What a great concept! When is it good to stand out and when is it best to be like everybody else? Surely we can all think of examples of when the importance of each is underscored. The military comes to mind. It would seem to me that members of a military regiment must be aligned in an approach to achieve a common goal. Whatever your stance is on the role of the military in foreign or domestic theaters, it strikes me that a common vision is of vital importance. Individuality, however, has its own merits! Where would we be without people who lead by example? As a surgeon with nearly 15 years’ experience, it has been a source of great pride for me to learn that others had adapted their way of doing a procedure because he/she liked the way I did something.
We surgeons, approach our craft with the same level of scrutiny and introspection as any professional. I used to love watching film of other surgeons operating. Simple or complex, it didn’t matter. There was always something to learn from someone else’s work. That also includes a review of pertinent literature. The field is constantly changing and surgeons appropriately adapt as data emerges to guide behavior.

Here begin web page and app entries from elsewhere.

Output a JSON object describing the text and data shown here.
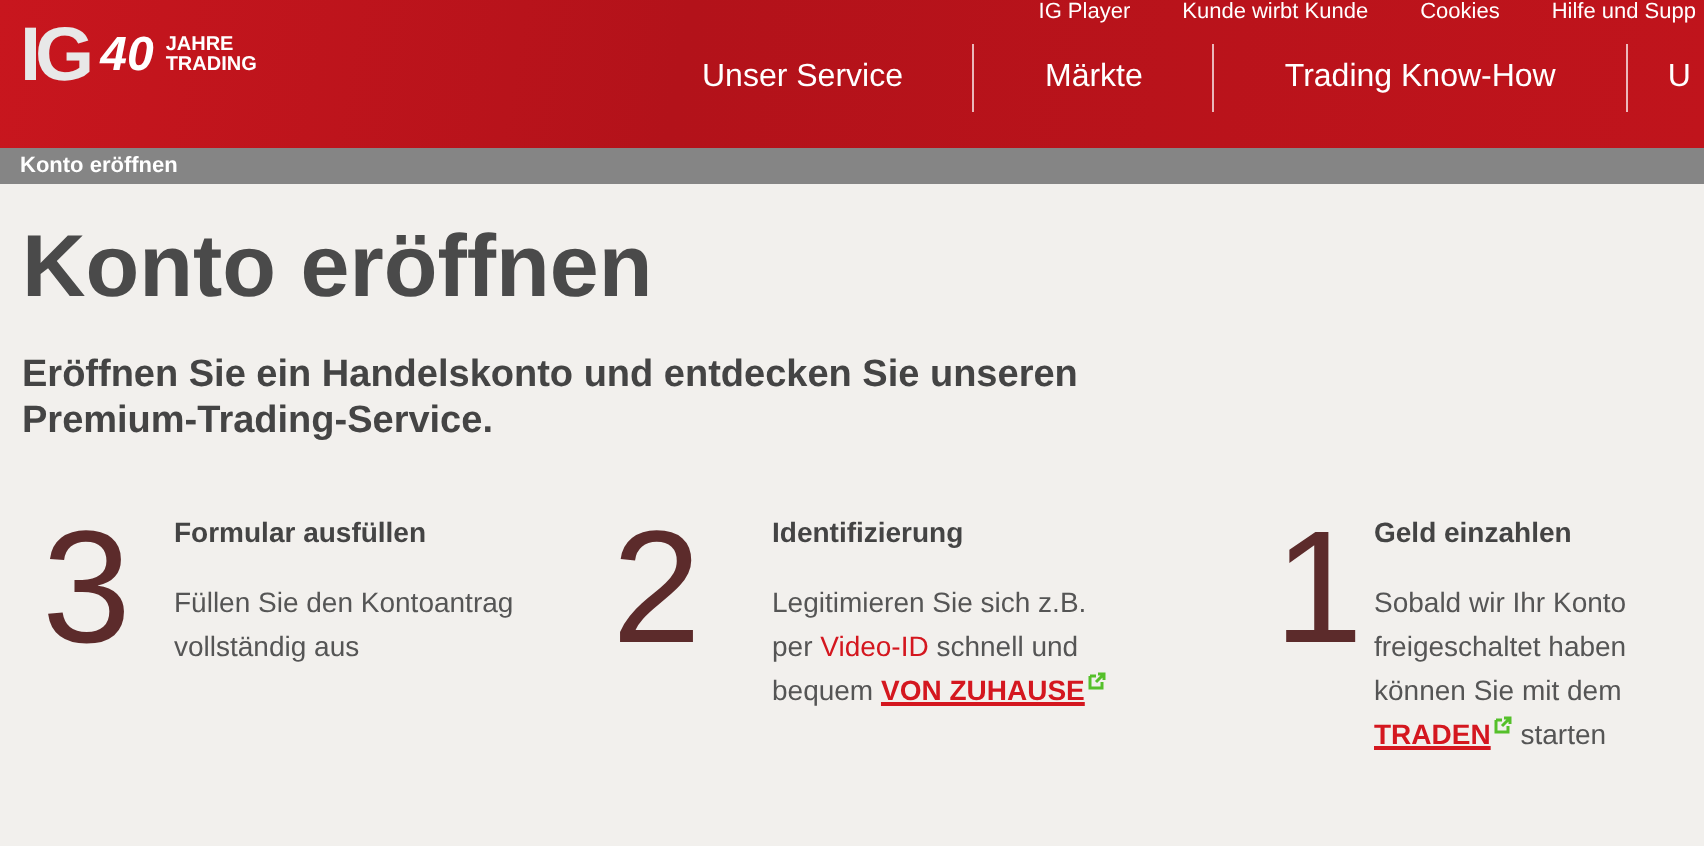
{
  "header": {
    "logo": {
      "mark": "IG",
      "years": "40",
      "line_1": "JAHRE",
      "line_2": "TRADING"
    },
    "top_links": [
      "IG Player",
      "Kunde wirbt Kunde",
      "Cookies",
      "Hilfe und Supp"
    ],
    "nav": [
      "Unser Service",
      "Märkte",
      "Trading Know-How",
      "U"
    ]
  },
  "breadcrumb": "Konto eröffnen",
  "title": "Konto eröffnen",
  "subtitle": "Eröffnen Sie ein Handelskonto und entdecken Sie unseren Premium-Trading-Service.",
  "steps": [
    {
      "number": "3",
      "title": "Formular ausfüllen",
      "parts": [
        {
          "kind": "text",
          "text": "Füllen Sie den Kontoantrag vollständig aus"
        }
      ]
    },
    {
      "number": "2",
      "title": "Identifizierung",
      "parts": [
        {
          "kind": "text",
          "text": "Legitimieren Sie sich z.B. per "
        },
        {
          "kind": "link",
          "text": "Video-ID"
        },
        {
          "kind": "text",
          "text": " schnell und bequem "
        },
        {
          "kind": "cta",
          "text": "VON ZUHAUSE"
        }
      ]
    },
    {
      "number": "1",
      "title": "Geld einzahlen",
      "parts": [
        {
          "kind": "text",
          "text": "Sobald wir Ihr Konto freigeschaltet haben können Sie mit dem "
        },
        {
          "kind": "cta",
          "text": "TRADEN"
        },
        {
          "kind": "text",
          "text": " starten"
        }
      ]
    }
  ]
}
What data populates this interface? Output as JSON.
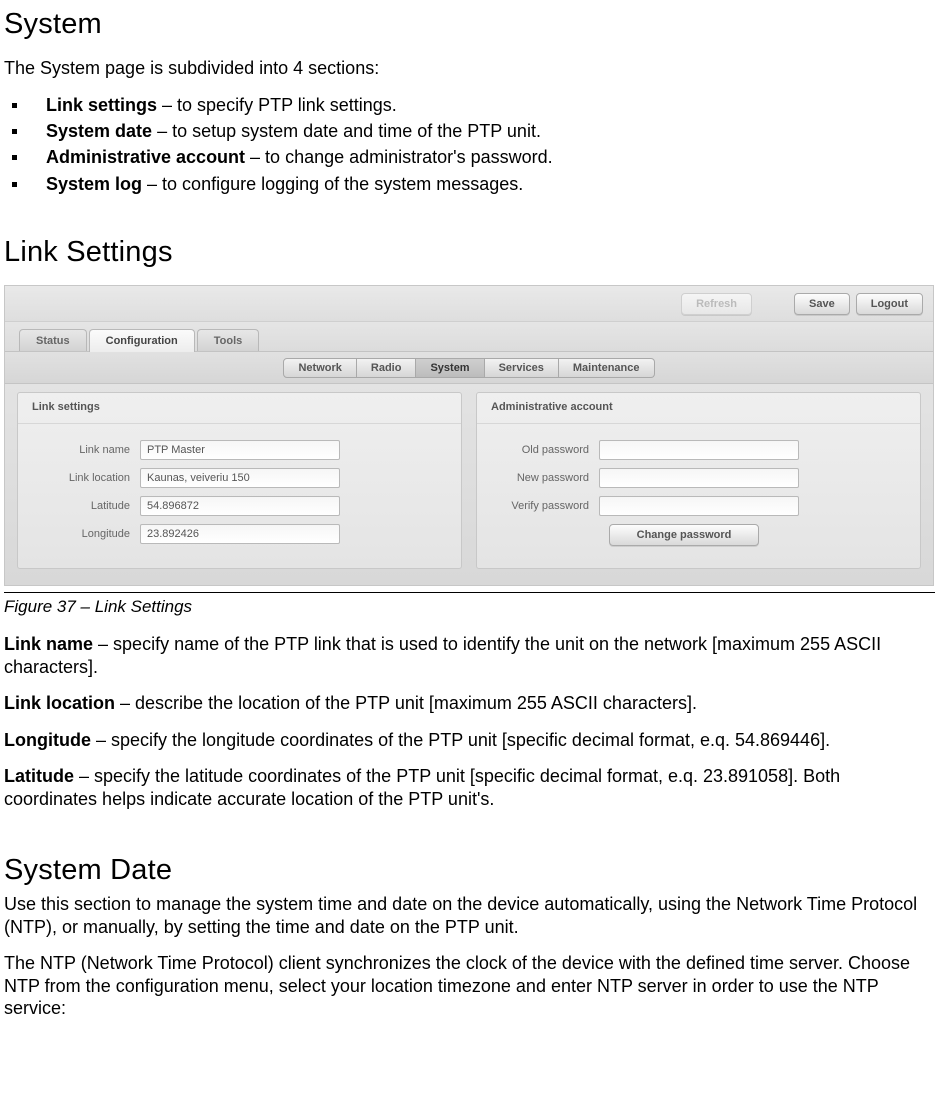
{
  "headings": {
    "system": "System",
    "link_settings": "Link Settings",
    "system_date": "System Date"
  },
  "intro": "The System page is subdivided into 4 sections:",
  "sections": [
    {
      "name": "Link settings",
      "desc": " – to specify PTP link settings."
    },
    {
      "name": "System date",
      "desc": " – to setup system date and time of the PTP unit."
    },
    {
      "name": "Administrative account",
      "desc": " – to change administrator's password."
    },
    {
      "name": "System log",
      "desc": " – to configure logging of the system messages."
    }
  ],
  "figure_caption": "Figure 37 – Link Settings",
  "defs": {
    "link_name": {
      "term": "Link name",
      "text": " – specify name of the PTP link that is used to identify the unit on the network [maximum 255 ASCII characters]."
    },
    "link_location": {
      "term": "Link location",
      "text": " – describe the location of the PTP unit [maximum 255 ASCII characters]."
    },
    "longitude": {
      "term": "Longitude",
      "text": " – specify the longitude coordinates of the PTP unit [specific decimal format, e.q. 54.869446]."
    },
    "latitude": {
      "term": "Latitude",
      "text": " – specify the latitude coordinates of the PTP unit [specific decimal format, e.q. 23.891058]. Both coordinates helps indicate accurate location of the PTP unit's."
    }
  },
  "system_date_p1": "Use this section to manage the system time and date on the device automatically, using the Network Time Protocol (NTP), or manually, by setting the time and date on the PTP unit.",
  "system_date_p2": "The NTP (Network Time Protocol) client synchronizes the clock of the device with the defined time server. Choose NTP from the configuration menu, select your location timezone and enter NTP server in order to use the NTP service:",
  "ui": {
    "topbar": {
      "refresh": "Refresh",
      "save": "Save",
      "logout": "Logout"
    },
    "tabs1": {
      "status": "Status",
      "configuration": "Configuration",
      "tools": "Tools"
    },
    "tabs2": {
      "network": "Network",
      "radio": "Radio",
      "system": "System",
      "services": "Services",
      "maintenance": "Maintenance"
    },
    "panel_link": {
      "title": "Link settings",
      "link_name_label": "Link name",
      "link_name_value": "PTP Master",
      "link_location_label": "Link location",
      "link_location_value": "Kaunas, veiveriu 150",
      "latitude_label": "Latitude",
      "latitude_value": "54.896872",
      "longitude_label": "Longitude",
      "longitude_value": "23.892426"
    },
    "panel_admin": {
      "title": "Administrative account",
      "old_label": "Old password",
      "new_label": "New password",
      "verify_label": "Verify password",
      "change_btn": "Change password"
    }
  }
}
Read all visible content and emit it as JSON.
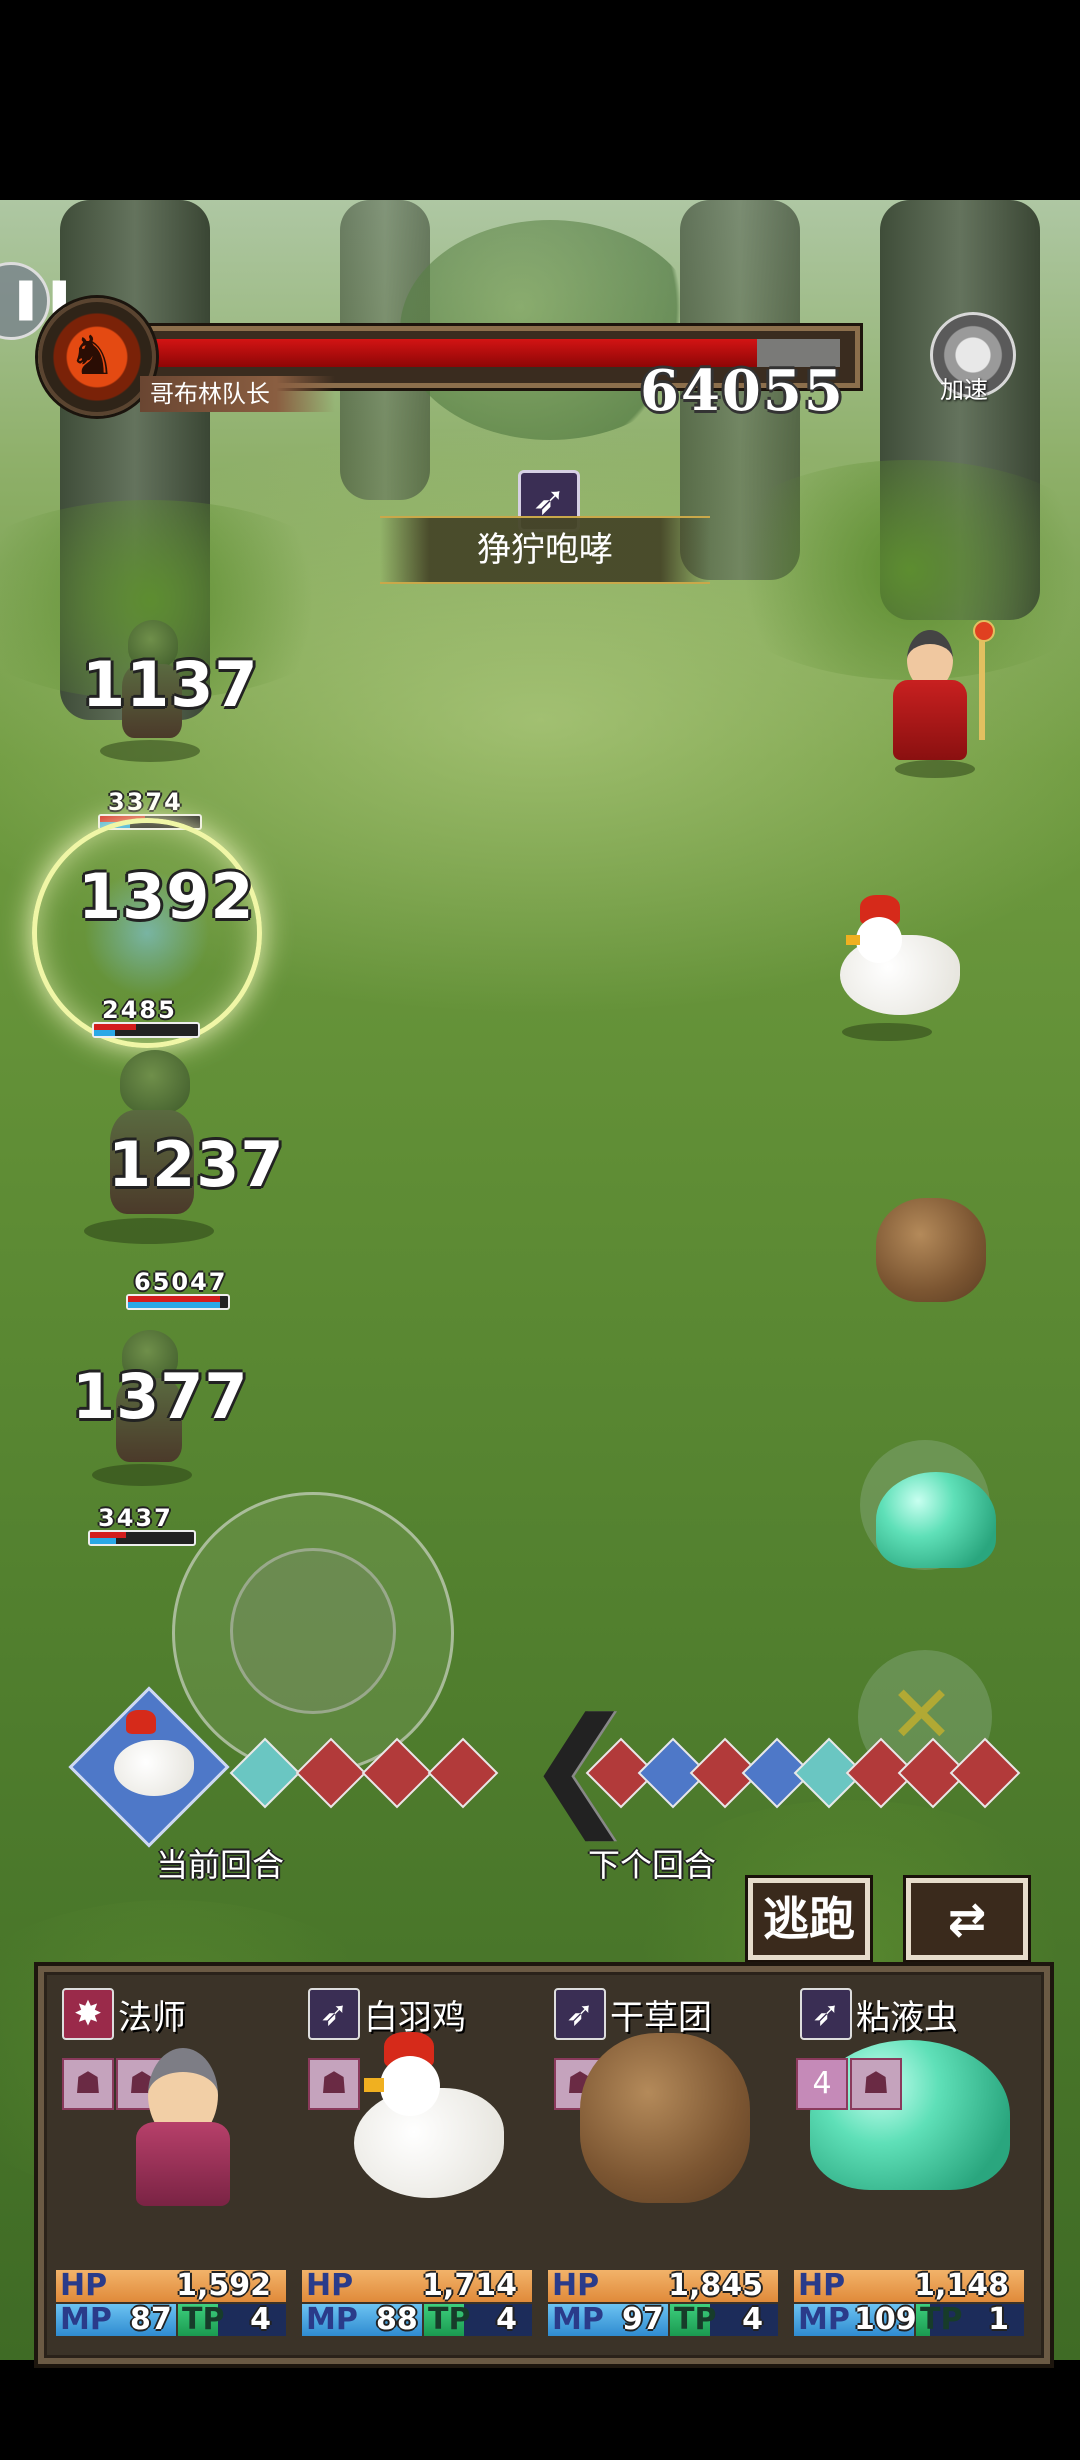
{
  "boss": {
    "name": "哥布林队长",
    "hp_value": "64055",
    "hp_fraction": 0.88,
    "icon": "dragon-head-icon"
  },
  "controls": {
    "speed_label": "加速",
    "pause_icon": "pause-icon",
    "flee_label": "逃跑",
    "switch_icon": "switch-party-icon"
  },
  "skill": {
    "name": "狰狞咆哮",
    "icon": "claw-slash-icon"
  },
  "enemies": [
    {
      "damage": "1137",
      "hp": ""
    },
    {
      "damage": "1392",
      "hp": "3374"
    },
    {
      "damage": "1237",
      "hp": "2485"
    },
    {
      "damage": "1377",
      "hp": "65047"
    },
    {
      "damage": "",
      "hp": "3437"
    }
  ],
  "turn_order": {
    "current_label": "当前回合",
    "next_label": "下个回合"
  },
  "party": [
    {
      "name": "法师",
      "hp": "1,592",
      "mp": "87",
      "tp": "4",
      "status_count": 2,
      "skill_icon": "burst-icon",
      "skill_color": "#9a2a4a"
    },
    {
      "name": "白羽鸡",
      "hp": "1,714",
      "mp": "88",
      "tp": "4",
      "status_count": 1,
      "skill_icon": "claw-slash-icon",
      "skill_color": "#3a2e54"
    },
    {
      "name": "干草团",
      "hp": "1,845",
      "mp": "97",
      "tp": "4",
      "status_count": 1,
      "skill_icon": "claw-slash-icon",
      "skill_color": "#3a2e54"
    },
    {
      "name": "粘液虫",
      "hp": "1,148",
      "mp": "109",
      "tp": "1",
      "status_count": 2,
      "skill_icon": "claw-slash-icon",
      "skill_color": "#3a2e54",
      "status_badge": "4"
    }
  ],
  "bar_labels": {
    "hp": "HP",
    "mp": "MP",
    "tp": "TP"
  }
}
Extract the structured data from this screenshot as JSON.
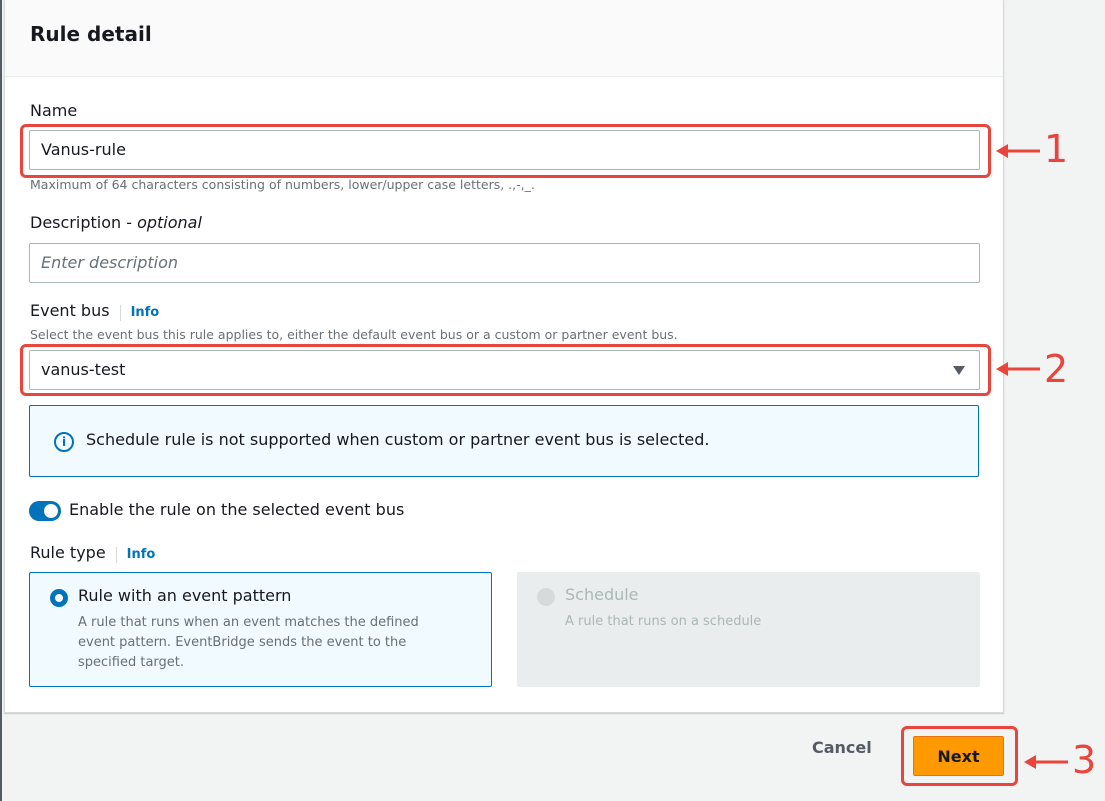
{
  "panel": {
    "title": "Rule detail"
  },
  "name_field": {
    "label": "Name",
    "value": "Vanus-rule",
    "hint": "Maximum of 64 characters consisting of numbers, lower/upper case letters, .,-,_."
  },
  "description_field": {
    "label": "Description - ",
    "label_optional": "optional",
    "placeholder": "Enter description"
  },
  "event_bus": {
    "label": "Event bus",
    "info": "Info",
    "hint": "Select the event bus this rule applies to, either the default event bus or a custom or partner event bus.",
    "selected": "vanus-test"
  },
  "alert": {
    "icon": "i",
    "text": "Schedule rule is not supported when custom or partner event bus is selected."
  },
  "toggle": {
    "label": "Enable the rule on the selected event bus",
    "enabled": true
  },
  "rule_type": {
    "label": "Rule type",
    "info": "Info",
    "options": [
      {
        "title": "Rule with an event pattern",
        "description": "A rule that runs when an event matches the defined event pattern. EventBridge sends the event to the specified target.",
        "selected": true,
        "disabled": false
      },
      {
        "title": "Schedule",
        "description": "A rule that runs on a schedule",
        "selected": false,
        "disabled": true
      }
    ]
  },
  "actions": {
    "cancel": "Cancel",
    "next": "Next"
  },
  "annotations": {
    "one": "1",
    "two": "2",
    "three": "3",
    "color": "#e8453c"
  }
}
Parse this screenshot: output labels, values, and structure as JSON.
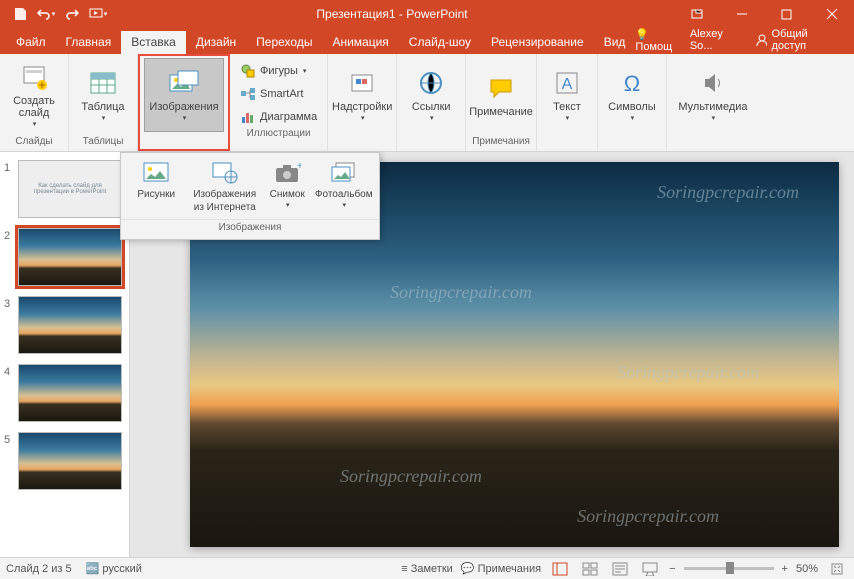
{
  "title": "Презентация1 - PowerPoint",
  "qat": {
    "save": "save-icon",
    "undo": "undo-icon",
    "redo": "redo-icon",
    "start": "start-icon"
  },
  "tabs": {
    "file": "Файл",
    "home": "Главная",
    "insert": "Вставка",
    "design": "Дизайн",
    "transitions": "Переходы",
    "animation": "Анимация",
    "slideshow": "Слайд-шоу",
    "review": "Рецензирование",
    "view": "Вид",
    "help": "Помощ",
    "user": "Alexey So...",
    "share": "Общий доступ"
  },
  "ribbon": {
    "newslide": "Создать слайд",
    "table": "Таблица",
    "images": "Изображения",
    "shapes": "Фигуры",
    "smartart": "SmartArt",
    "chart": "Диаграмма",
    "addins": "Надстройки",
    "links": "Ссылки",
    "comment": "Примечание",
    "text": "Текст",
    "symbols": "Символы",
    "media": "Мультимедиа",
    "g_slides": "Слайды",
    "g_tables": "Таблицы",
    "g_illustrations": "Иллюстрации",
    "g_comments": "Примечания"
  },
  "dropdown": {
    "pictures": "Рисунки",
    "online_l1": "Изображения",
    "online_l2": "из Интернета",
    "screenshot": "Снимок",
    "album": "Фотоальбом",
    "label": "Изображения"
  },
  "thumbs": [
    "1",
    "2",
    "3",
    "4",
    "5"
  ],
  "status": {
    "slide": "Слайд 2 из 5",
    "lang": "русский",
    "notes": "Заметки",
    "comments": "Примечания",
    "zoom": "50%"
  }
}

A recent article from Kathleen Simon in the American Journal of Surgery found something quite interesting. Surgeons at their academic institution looked at a cost de-identified series of items to complete a laparoscopic cholecystectomy. Seventeen different surgeons reviewed the list and chose a single set of picklist items to use for their procedures. After six months of scrutiny without using the conformed picklist items, surgeons then had the option to switch to the unified laparoscopic cholecystectomy picklist. The surgeons used these unified items for an additional six months. Shockingly, the mean cost of disposable supplies dropped by 32%! They also noted two additional remarkable things, in my opinion. Each surgeon who was notified of a costly item and a more economical option opted for the latter. Also, they found a large number of surgeons who had items on their picklist that were rarely used. The amount of waste present in operating rooms is nothing new. Zygorakis et al. estimated an annualized waste of nearly 3 million dollars in a single service line!
These studies corroborate two core messages here at OR Link. We have very little ownership collectively over the data behind our patient’s procedures. Surgeons don’t know the cost of their supplies and therefore can’t make informed, independent, decisions about what articles to use. When presented with the information, surgeons usually make an economic decision that’s right for the hospital and right for the patient. Secondly, surgical picklists/preference cards are inherently inaccurate further complicating case cost and driving frustration for all parties involved. So like in anything else, there appears to be a balance here of conformity and individuality. Surgeons will independently elect to conform to the logical and more economical choice of items when provided the data to do so. Expressing individuality by choosing something that puts you in the crowd. A paradox? We think it makes perfect sense.
Can you imagine having an accurate, data-driven, preference card that aligns the procedural needs of a surgeon with the economic needs of the hospital? Can you imagine an operating room that is filled with a team focused on a common goal, the well-being of the patient, rather than the frustration of unmet needs and untimely interruptions in the flow of surgery? We can. We have.
Jason Harris, MD CMO CEO